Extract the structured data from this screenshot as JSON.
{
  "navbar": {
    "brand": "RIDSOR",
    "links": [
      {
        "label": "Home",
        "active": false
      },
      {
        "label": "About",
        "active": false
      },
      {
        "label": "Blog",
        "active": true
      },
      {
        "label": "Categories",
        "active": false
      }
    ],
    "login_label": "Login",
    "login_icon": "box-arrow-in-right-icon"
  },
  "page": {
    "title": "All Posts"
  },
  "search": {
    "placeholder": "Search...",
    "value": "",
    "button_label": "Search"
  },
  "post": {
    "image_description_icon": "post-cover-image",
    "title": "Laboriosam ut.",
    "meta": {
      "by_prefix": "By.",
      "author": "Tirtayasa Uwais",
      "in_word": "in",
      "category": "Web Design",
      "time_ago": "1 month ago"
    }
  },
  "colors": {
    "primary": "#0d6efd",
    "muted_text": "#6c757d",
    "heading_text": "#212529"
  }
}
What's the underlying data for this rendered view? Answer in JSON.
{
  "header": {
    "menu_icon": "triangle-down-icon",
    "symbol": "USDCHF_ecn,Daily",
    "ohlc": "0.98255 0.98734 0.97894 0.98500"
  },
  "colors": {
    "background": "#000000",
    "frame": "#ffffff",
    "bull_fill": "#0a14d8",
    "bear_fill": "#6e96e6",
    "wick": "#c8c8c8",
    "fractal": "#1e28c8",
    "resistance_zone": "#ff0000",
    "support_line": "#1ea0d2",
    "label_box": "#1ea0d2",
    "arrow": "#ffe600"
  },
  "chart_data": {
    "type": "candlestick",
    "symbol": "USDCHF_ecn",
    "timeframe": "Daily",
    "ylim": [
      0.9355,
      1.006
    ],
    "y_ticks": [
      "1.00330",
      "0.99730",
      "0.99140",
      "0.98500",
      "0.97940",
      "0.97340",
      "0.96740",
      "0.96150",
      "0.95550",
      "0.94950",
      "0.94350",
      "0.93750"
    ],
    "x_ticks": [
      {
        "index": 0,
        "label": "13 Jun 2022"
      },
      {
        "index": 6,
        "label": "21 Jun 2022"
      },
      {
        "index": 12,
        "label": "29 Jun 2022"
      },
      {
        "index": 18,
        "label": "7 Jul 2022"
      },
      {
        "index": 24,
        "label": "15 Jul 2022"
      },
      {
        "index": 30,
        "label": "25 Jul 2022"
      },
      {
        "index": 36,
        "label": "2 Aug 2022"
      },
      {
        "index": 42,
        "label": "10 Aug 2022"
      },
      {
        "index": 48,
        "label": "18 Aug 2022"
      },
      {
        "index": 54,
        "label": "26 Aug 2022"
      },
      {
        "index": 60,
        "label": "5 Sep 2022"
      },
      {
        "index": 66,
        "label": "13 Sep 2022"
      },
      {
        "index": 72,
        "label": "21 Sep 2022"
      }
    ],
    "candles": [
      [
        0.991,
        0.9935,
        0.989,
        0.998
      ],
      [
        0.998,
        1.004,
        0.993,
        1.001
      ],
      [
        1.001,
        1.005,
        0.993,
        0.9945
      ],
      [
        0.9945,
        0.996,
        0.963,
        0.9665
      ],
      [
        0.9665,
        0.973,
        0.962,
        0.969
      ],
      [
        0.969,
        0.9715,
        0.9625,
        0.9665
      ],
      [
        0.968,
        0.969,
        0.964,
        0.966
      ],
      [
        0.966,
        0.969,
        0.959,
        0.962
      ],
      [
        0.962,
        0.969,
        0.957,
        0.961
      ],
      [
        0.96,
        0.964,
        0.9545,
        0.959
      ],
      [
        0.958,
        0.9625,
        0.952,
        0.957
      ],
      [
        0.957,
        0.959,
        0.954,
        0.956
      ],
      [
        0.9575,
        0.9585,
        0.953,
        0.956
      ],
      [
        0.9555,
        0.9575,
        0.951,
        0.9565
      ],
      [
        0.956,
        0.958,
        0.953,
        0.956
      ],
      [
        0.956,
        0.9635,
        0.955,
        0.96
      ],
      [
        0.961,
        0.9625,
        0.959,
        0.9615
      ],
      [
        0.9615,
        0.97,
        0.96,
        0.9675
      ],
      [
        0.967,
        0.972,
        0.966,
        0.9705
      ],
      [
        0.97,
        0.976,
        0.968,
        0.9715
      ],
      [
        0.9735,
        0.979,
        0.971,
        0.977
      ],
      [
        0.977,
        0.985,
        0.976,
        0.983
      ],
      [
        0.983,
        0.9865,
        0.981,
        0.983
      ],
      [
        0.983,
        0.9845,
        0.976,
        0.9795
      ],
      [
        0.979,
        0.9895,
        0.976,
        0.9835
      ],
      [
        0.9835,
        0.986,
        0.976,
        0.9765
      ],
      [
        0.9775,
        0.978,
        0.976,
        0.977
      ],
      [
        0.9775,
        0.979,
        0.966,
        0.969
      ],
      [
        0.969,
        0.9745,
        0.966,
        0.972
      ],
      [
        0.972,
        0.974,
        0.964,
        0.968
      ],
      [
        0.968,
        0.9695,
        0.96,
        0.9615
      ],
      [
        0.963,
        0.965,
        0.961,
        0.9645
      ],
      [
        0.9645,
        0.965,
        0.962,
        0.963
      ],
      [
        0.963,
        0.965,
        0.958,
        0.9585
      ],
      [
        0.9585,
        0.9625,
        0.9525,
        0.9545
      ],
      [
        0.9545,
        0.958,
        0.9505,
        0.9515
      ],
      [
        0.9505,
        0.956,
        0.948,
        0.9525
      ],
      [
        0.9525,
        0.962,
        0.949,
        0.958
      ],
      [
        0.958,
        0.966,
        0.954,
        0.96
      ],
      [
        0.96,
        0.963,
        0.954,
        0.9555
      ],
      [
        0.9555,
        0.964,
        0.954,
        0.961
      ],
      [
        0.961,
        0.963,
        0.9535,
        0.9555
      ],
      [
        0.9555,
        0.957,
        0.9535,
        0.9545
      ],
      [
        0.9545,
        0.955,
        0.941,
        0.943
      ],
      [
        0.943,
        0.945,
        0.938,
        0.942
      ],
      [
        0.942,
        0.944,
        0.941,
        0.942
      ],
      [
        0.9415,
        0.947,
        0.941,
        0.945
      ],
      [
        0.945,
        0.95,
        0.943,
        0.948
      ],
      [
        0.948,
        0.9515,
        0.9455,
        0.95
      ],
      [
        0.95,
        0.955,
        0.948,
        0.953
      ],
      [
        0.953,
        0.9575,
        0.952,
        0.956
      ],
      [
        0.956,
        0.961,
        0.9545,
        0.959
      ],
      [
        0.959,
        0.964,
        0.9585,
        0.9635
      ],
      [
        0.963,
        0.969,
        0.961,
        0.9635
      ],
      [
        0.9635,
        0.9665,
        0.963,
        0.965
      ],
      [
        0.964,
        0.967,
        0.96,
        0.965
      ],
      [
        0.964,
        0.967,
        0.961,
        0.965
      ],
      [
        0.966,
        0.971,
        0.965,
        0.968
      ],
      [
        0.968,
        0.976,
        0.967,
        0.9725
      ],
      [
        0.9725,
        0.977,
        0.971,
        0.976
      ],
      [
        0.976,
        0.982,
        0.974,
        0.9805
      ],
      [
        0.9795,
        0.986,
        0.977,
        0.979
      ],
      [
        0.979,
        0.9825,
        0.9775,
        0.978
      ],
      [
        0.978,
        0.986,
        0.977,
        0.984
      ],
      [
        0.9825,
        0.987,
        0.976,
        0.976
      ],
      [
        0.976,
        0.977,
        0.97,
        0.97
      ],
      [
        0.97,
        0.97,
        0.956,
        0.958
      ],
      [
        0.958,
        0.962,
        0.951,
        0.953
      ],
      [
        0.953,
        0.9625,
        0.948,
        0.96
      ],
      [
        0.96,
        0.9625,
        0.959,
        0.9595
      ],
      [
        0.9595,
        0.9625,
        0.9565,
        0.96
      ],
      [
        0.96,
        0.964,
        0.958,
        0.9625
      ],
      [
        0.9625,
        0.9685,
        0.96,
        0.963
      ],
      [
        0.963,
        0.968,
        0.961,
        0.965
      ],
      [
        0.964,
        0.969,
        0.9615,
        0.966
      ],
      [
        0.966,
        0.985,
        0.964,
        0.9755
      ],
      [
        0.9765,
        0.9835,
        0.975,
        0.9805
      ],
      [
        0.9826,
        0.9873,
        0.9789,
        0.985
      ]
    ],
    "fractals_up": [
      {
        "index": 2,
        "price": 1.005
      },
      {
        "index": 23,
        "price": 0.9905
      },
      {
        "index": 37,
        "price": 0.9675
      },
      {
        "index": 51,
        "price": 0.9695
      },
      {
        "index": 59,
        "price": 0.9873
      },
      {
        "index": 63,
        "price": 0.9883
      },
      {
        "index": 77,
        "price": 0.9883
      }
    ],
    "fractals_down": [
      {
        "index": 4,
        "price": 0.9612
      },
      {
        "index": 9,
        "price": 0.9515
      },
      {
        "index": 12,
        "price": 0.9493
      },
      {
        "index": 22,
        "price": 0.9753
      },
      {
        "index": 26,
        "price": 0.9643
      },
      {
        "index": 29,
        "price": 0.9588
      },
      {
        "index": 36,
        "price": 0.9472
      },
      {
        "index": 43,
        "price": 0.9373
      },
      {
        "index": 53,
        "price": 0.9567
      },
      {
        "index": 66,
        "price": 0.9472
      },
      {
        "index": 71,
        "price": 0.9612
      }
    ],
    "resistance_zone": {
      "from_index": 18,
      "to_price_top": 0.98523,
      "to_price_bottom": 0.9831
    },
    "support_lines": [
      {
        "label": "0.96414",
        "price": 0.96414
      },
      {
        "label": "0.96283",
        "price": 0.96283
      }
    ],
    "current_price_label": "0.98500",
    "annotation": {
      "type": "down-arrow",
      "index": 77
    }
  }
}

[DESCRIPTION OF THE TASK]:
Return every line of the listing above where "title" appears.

[RESPONSE TO THE EXERCISE]:
    "title": "All Posts"
    "title": "Laboriosam ut.",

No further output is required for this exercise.